• [Dataset entries]
───

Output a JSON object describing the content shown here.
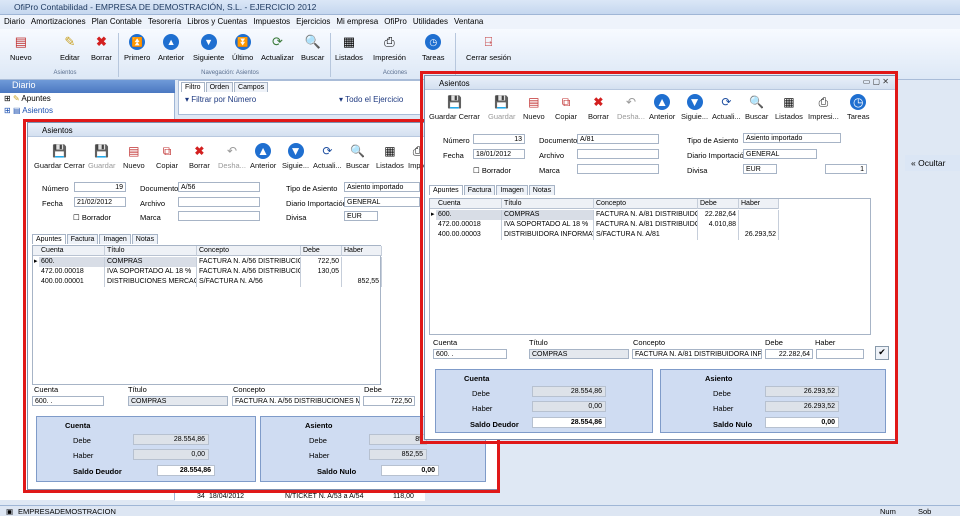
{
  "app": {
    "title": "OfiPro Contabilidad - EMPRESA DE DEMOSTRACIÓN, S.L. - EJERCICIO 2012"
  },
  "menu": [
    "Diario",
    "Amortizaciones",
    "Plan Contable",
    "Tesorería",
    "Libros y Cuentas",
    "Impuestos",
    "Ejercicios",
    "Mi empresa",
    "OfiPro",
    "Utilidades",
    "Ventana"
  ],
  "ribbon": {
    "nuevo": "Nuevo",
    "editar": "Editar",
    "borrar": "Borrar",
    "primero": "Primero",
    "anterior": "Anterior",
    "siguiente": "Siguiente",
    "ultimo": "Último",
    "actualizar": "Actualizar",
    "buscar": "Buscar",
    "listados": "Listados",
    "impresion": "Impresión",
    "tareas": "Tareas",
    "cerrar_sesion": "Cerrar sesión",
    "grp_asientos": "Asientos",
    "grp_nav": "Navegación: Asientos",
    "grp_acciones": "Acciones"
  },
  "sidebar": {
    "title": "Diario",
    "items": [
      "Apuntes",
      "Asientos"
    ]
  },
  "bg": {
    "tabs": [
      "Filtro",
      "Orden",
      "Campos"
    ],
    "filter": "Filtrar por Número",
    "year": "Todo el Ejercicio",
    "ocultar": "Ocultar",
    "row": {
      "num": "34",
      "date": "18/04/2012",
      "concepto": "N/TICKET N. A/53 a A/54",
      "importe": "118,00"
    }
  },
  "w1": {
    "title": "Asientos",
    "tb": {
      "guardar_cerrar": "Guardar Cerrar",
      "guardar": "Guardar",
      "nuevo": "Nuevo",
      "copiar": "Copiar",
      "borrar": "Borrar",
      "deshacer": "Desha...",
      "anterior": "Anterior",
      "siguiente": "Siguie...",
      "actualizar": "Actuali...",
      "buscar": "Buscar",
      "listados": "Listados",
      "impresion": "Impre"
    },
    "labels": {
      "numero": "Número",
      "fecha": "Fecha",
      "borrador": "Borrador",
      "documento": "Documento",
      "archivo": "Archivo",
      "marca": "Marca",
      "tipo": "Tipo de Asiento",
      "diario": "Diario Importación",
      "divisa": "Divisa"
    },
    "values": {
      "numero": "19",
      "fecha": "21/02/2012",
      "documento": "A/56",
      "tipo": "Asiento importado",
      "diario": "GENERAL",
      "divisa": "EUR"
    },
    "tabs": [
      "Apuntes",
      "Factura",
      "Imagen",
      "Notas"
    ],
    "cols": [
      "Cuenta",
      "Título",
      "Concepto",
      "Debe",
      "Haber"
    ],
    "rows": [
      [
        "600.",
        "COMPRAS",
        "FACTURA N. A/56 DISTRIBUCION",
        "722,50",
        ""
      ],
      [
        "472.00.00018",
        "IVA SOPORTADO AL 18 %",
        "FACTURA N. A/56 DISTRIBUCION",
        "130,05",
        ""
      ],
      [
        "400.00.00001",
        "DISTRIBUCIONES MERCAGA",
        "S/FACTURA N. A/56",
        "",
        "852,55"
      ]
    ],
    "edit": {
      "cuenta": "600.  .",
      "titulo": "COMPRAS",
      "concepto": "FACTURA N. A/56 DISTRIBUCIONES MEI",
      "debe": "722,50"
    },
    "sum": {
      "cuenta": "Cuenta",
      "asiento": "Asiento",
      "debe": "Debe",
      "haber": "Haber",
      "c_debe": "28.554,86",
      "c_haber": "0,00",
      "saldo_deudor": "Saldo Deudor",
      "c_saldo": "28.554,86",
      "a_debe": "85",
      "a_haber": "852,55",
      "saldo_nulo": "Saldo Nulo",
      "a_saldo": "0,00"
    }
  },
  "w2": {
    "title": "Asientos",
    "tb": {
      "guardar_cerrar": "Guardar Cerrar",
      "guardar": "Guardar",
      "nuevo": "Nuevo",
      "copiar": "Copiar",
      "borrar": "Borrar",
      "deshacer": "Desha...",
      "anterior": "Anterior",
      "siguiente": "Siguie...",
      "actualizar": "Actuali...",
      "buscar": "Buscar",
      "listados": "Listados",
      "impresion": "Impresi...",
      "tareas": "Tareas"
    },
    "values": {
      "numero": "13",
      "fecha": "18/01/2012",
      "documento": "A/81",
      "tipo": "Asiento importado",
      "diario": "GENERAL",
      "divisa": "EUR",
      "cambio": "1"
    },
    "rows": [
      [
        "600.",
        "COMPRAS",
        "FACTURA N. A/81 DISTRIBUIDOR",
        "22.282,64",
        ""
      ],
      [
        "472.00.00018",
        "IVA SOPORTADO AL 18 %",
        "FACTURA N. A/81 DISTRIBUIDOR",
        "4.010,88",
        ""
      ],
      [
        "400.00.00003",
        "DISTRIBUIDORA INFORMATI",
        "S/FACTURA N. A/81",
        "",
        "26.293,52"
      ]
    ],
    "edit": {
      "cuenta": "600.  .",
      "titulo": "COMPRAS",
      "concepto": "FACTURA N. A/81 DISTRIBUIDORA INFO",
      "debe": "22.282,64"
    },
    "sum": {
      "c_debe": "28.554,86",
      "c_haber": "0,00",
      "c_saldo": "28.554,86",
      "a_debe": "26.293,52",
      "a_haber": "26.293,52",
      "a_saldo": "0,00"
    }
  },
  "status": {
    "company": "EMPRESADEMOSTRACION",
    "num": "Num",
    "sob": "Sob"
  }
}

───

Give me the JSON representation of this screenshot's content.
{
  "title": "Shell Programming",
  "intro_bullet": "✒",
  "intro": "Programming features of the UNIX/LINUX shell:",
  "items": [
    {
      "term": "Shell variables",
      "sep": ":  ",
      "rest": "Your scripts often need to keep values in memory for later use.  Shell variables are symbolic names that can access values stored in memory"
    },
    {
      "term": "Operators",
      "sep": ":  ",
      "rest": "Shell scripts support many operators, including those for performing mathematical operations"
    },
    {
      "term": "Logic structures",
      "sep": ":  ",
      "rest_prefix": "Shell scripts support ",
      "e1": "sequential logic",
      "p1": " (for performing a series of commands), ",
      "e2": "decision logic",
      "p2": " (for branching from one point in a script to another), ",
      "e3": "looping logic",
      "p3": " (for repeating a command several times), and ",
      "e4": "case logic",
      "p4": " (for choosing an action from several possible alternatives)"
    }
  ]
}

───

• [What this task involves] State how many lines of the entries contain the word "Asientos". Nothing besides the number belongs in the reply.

• [Output of the exercise] 5